Jane Ciabattari is a columnist for BBC Culture and Literary Hub and has contributed cultural criticism to The New York Times Book Review, NPR, The Paris Review, and many other publications. Christian Kiefer is the author of The Animals, The Infinite Tides,​ and One Day Soon Time Will Have No Place Left to Hide. He directs the low-residency M.F.A. program at Ashland University in Ohio.  Tom Barbash is the author of The Last Good Chance,​ Stay Up With Me, On Top of the World, and ​the forthcoming novel The Dakota Winters. He teaches in the writing programs at California College of the Arts.

“It’s a real challenge to make a film from a book you love fiercely, but Denis’s voice was our guide,” Alison Maclean said of adapting Denis Johnson’s book of stories, Jesus’ Son. “The delicacy with which this ensemble retains the essence of Johnson’s tales is a small miracle unto itself,” Betsy Sussler wrote in BOMB. “Maclean knows just when to break the rules of filmmaking—skipping back and forth in time, lifting the narrator’s voice from the book—and when to break the book’s form, creating a linear love story on which to hang a vision compelled by fracture. . . . [A] gem of a film.”

Written by Elizabeth Cuthrell, David Urrutia, Oren Moverman, based on the book Jesus’ Son by Denis Johnson. Photographed by Adam Kimmel. With Billy Crudup, Samantha Morton, Holly Hunter, Dennis Hopper. (107 mins, Color, 35mm, From Lionsgate)

In Person: Jennifer M. Kroot

“He loves the world but he does find it hilariously funny”: this is actor Ian McKellen’s description of his friend Armistead Maupin. Starting in the 1970s, Maupin was the Charles Dickens of San Francisco; his serialized Tales of the City used outrageous fictions to open the eyes of San Francisco Chronicle readers to the real city around them. It was a city of seekers, like Maupin, who had “ventur[ed] beyond our biological family to find our logical one.” Tales became six novels and a TV series. In his new memoir, The Untold Tales of Armistead Maupin, and this film we meet the funny, thoughtful author whose goal is to create characters, “gay, straight, who function lovingly with one another.”

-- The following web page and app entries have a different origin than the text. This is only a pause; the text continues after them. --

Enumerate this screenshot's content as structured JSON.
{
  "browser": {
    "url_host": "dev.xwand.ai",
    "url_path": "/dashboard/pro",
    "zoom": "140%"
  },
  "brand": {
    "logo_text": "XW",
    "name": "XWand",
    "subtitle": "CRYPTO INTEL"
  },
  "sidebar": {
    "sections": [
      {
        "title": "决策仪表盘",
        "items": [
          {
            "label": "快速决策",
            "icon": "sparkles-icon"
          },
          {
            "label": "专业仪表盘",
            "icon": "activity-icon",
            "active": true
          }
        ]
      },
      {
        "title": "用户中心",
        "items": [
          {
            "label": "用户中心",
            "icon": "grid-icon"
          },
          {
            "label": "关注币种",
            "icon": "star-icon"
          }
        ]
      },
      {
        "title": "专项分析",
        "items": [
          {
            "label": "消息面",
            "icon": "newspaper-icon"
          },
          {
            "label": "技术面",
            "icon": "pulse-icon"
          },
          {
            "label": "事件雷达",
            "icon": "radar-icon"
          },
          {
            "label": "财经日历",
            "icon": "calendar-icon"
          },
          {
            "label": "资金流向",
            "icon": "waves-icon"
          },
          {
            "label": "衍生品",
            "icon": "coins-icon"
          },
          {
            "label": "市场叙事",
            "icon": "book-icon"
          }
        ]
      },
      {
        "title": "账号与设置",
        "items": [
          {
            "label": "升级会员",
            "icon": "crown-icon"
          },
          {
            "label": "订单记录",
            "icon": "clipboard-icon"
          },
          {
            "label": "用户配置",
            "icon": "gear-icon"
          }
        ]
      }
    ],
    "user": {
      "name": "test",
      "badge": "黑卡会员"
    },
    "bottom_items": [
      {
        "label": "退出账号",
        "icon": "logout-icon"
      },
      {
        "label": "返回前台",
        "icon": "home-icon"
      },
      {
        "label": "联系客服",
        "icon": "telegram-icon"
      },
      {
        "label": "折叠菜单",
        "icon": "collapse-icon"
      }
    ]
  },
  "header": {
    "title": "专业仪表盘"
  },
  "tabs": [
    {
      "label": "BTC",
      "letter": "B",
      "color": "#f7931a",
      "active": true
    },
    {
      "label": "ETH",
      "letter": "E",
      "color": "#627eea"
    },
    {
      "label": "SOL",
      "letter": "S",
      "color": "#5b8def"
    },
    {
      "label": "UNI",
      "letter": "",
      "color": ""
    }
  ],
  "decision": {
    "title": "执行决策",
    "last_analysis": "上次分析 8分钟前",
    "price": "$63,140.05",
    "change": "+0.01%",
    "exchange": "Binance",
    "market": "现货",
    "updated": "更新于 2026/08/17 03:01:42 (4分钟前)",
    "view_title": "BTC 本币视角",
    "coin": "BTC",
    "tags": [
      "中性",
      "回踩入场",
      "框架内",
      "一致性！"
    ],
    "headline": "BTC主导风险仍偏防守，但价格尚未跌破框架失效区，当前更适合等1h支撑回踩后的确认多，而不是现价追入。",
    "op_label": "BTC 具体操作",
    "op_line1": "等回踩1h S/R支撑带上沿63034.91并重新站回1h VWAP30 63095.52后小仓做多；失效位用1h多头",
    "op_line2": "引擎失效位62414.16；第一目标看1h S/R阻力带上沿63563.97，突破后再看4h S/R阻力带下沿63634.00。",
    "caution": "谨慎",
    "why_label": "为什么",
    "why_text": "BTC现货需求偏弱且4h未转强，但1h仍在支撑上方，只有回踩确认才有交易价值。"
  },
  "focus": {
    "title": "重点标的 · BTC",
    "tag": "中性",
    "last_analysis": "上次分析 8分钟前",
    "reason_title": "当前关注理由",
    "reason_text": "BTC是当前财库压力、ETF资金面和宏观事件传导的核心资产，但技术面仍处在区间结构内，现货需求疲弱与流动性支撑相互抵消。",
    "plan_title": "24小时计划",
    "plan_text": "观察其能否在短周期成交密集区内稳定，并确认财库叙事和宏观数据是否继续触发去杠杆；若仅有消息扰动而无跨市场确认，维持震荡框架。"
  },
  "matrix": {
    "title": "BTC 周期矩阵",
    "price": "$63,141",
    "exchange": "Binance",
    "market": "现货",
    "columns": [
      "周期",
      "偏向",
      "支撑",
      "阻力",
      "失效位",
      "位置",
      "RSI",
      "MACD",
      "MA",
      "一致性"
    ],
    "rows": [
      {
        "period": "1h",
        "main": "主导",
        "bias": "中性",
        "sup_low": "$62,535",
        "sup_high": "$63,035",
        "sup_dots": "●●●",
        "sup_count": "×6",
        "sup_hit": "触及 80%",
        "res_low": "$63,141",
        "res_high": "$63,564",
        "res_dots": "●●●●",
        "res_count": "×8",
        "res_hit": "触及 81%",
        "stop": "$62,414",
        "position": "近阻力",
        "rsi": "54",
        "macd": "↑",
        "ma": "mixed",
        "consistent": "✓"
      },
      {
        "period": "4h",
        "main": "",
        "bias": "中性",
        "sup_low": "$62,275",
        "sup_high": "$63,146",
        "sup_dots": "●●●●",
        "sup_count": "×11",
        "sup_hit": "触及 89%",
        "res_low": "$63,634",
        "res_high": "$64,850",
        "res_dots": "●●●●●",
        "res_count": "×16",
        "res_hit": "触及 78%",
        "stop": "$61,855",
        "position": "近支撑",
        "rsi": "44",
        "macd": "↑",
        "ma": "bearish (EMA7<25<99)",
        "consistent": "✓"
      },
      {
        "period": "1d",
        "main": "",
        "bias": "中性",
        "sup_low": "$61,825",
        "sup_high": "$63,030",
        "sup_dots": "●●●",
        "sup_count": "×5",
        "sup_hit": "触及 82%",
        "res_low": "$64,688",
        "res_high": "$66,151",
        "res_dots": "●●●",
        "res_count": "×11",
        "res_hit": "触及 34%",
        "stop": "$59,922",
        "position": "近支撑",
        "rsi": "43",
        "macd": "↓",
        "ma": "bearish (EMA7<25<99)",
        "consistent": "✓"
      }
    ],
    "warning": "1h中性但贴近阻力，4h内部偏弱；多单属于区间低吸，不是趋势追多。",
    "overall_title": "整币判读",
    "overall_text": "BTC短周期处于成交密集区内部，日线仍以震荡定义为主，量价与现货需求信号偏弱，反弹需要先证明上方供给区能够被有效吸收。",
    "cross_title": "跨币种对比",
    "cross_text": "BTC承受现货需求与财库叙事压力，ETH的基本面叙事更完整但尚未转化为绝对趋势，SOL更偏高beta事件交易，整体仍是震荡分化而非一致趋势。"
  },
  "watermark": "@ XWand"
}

Photographed by Shane King. (90 mins, Color, DCP, From The Film Collaborative)